- _WHAT THE TASK ASKS_
Within the lines below, find those that hold the string "data" and copy each one.

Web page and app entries

---------------

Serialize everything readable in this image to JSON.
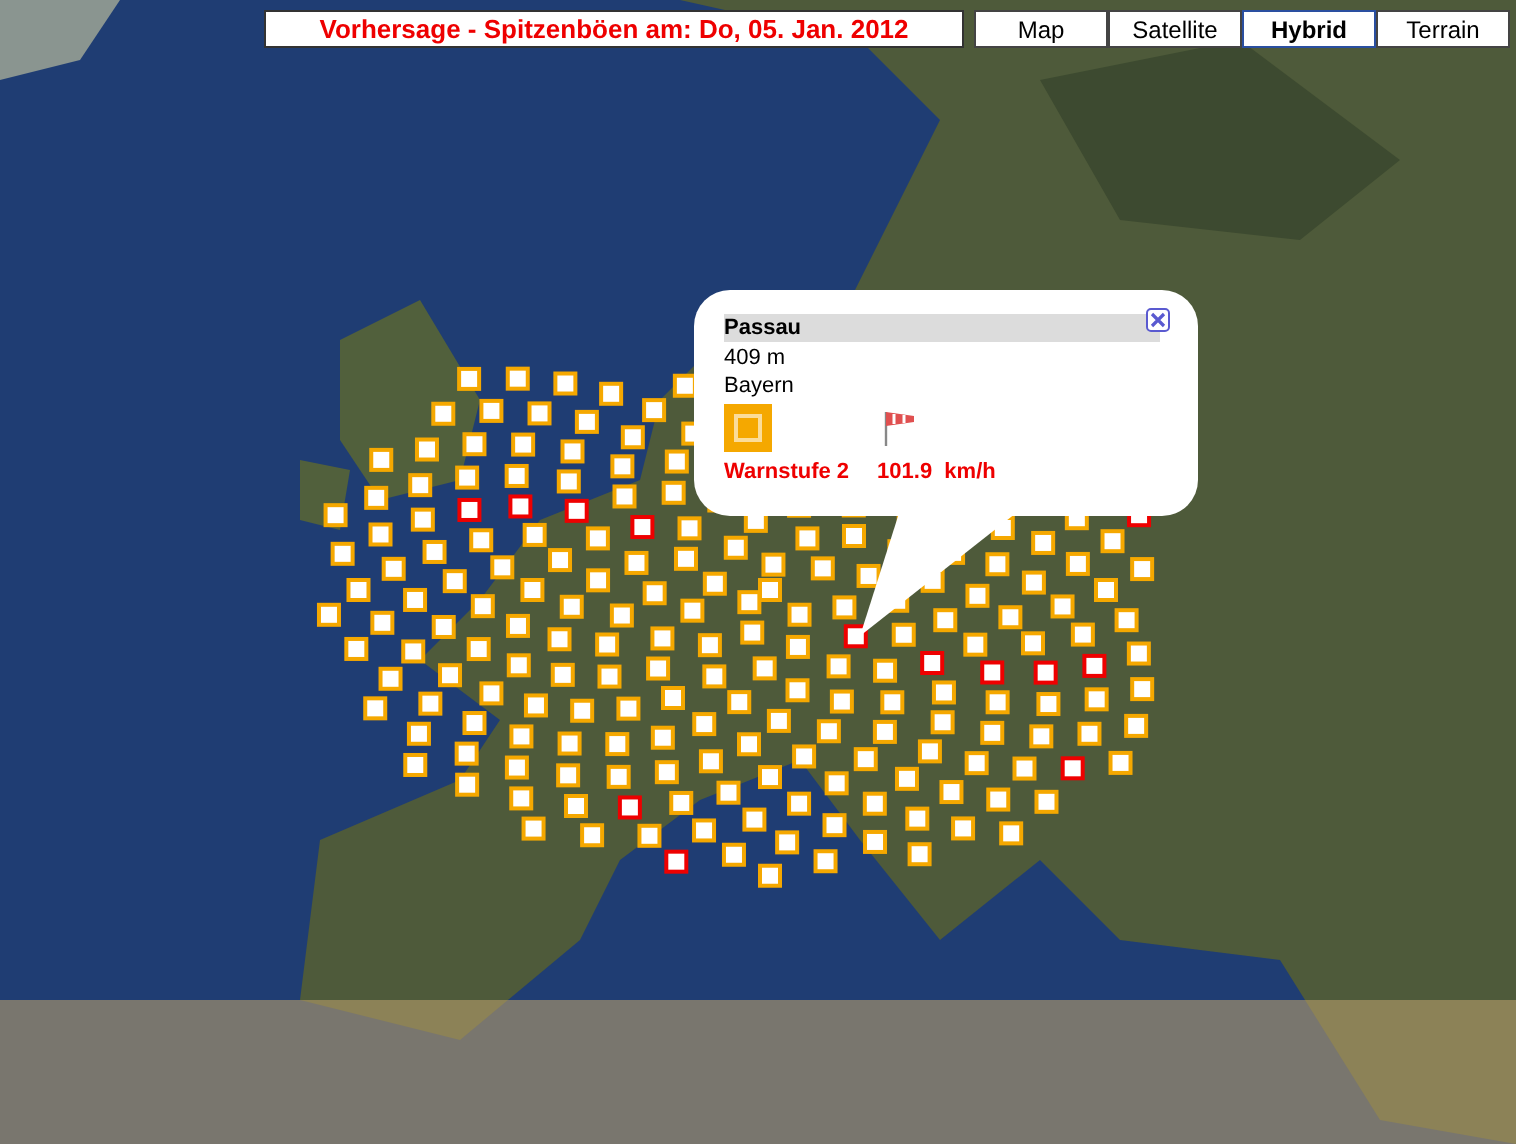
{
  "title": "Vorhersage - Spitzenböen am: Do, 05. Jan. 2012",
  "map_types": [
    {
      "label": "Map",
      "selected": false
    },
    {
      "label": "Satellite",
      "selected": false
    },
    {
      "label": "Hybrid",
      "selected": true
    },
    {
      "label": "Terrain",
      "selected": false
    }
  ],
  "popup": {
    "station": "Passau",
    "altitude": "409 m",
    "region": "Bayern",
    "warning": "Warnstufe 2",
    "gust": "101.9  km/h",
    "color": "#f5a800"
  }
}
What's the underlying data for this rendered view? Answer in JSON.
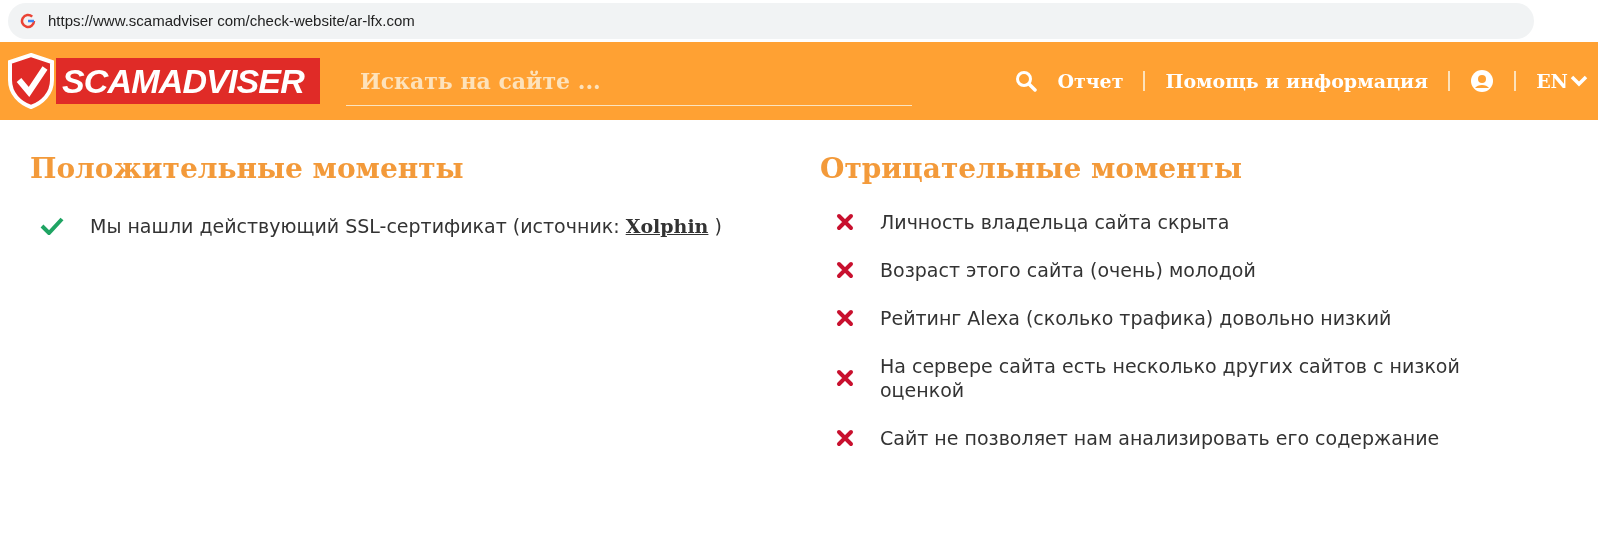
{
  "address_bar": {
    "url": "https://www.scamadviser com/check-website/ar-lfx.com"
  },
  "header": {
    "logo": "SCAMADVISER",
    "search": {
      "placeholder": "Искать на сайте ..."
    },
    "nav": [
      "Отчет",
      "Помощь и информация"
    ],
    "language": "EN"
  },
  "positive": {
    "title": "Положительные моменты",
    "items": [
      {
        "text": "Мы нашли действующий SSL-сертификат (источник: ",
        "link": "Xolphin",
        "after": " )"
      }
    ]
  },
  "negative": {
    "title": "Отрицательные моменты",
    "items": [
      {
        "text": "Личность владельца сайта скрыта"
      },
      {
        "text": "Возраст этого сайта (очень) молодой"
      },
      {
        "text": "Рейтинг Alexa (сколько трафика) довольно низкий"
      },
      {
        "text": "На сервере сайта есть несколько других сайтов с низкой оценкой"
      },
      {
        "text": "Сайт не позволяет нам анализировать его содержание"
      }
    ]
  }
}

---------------

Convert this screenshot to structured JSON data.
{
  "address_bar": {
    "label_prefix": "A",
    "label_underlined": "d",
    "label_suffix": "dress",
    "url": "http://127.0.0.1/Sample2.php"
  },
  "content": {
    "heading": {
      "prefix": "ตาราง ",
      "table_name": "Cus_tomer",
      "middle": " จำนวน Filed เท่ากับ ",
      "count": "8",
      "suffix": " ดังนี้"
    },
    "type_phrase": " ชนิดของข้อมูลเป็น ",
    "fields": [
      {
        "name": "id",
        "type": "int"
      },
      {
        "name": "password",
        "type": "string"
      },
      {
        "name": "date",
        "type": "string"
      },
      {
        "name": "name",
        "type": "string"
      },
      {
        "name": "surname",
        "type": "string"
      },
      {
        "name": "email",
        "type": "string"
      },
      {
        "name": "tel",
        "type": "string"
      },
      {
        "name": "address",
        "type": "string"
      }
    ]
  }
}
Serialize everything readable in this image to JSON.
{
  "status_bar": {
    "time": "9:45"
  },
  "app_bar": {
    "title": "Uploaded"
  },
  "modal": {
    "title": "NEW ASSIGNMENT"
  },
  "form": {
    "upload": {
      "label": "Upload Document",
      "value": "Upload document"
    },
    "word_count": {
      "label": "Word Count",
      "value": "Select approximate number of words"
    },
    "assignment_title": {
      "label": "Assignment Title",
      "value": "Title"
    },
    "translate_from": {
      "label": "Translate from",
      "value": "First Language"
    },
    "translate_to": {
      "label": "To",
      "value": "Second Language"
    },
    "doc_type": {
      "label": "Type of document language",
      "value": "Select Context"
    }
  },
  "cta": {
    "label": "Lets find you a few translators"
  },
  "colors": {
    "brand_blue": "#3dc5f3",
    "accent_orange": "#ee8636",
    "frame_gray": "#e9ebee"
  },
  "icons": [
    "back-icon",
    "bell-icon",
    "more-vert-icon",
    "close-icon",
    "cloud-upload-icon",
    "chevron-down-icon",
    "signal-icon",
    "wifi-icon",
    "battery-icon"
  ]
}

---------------

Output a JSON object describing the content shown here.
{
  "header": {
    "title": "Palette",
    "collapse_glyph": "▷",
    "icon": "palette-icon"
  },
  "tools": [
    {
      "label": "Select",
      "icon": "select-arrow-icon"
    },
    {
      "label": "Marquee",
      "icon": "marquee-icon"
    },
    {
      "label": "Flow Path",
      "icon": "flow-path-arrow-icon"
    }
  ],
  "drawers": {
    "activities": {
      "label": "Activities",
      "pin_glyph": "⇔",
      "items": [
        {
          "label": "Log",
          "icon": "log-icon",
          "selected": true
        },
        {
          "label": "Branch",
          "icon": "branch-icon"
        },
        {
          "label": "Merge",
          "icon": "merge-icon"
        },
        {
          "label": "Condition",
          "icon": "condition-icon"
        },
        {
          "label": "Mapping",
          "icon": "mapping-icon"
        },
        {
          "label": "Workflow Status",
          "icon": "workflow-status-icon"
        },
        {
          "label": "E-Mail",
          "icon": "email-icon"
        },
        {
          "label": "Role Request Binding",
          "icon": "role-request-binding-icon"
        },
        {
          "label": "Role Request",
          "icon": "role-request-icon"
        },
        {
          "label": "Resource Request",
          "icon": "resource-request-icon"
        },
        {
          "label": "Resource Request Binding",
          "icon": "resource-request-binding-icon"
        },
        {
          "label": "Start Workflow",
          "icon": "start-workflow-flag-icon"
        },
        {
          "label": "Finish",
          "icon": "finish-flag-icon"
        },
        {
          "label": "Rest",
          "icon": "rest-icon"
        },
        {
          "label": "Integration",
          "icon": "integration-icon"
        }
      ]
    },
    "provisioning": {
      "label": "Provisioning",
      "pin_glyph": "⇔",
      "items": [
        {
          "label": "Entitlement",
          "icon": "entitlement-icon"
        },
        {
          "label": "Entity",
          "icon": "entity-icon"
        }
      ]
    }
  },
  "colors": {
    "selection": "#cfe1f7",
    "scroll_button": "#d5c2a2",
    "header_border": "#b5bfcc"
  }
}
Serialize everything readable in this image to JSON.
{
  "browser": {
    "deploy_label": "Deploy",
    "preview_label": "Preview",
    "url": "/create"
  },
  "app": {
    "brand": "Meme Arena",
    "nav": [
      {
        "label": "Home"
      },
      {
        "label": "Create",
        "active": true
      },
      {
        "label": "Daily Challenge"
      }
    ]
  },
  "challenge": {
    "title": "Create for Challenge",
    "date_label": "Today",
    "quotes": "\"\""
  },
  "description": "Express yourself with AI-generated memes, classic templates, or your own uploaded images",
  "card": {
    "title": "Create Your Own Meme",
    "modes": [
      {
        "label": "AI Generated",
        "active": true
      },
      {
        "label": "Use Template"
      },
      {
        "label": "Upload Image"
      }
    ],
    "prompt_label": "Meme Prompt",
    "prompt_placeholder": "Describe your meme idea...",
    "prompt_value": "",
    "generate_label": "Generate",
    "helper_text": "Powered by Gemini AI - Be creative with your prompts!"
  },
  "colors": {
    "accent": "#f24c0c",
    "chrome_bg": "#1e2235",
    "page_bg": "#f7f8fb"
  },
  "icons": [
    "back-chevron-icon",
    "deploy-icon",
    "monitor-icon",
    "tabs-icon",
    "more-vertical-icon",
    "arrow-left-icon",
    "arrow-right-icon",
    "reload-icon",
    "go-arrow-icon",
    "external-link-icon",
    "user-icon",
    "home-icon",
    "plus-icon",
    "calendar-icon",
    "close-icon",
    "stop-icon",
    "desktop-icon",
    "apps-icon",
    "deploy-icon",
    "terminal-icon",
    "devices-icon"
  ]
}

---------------

- _RESPONSE BOX_
What's the underlying data for this rendered view? Answer in JSON.
Convert this screenshot to structured JSON data.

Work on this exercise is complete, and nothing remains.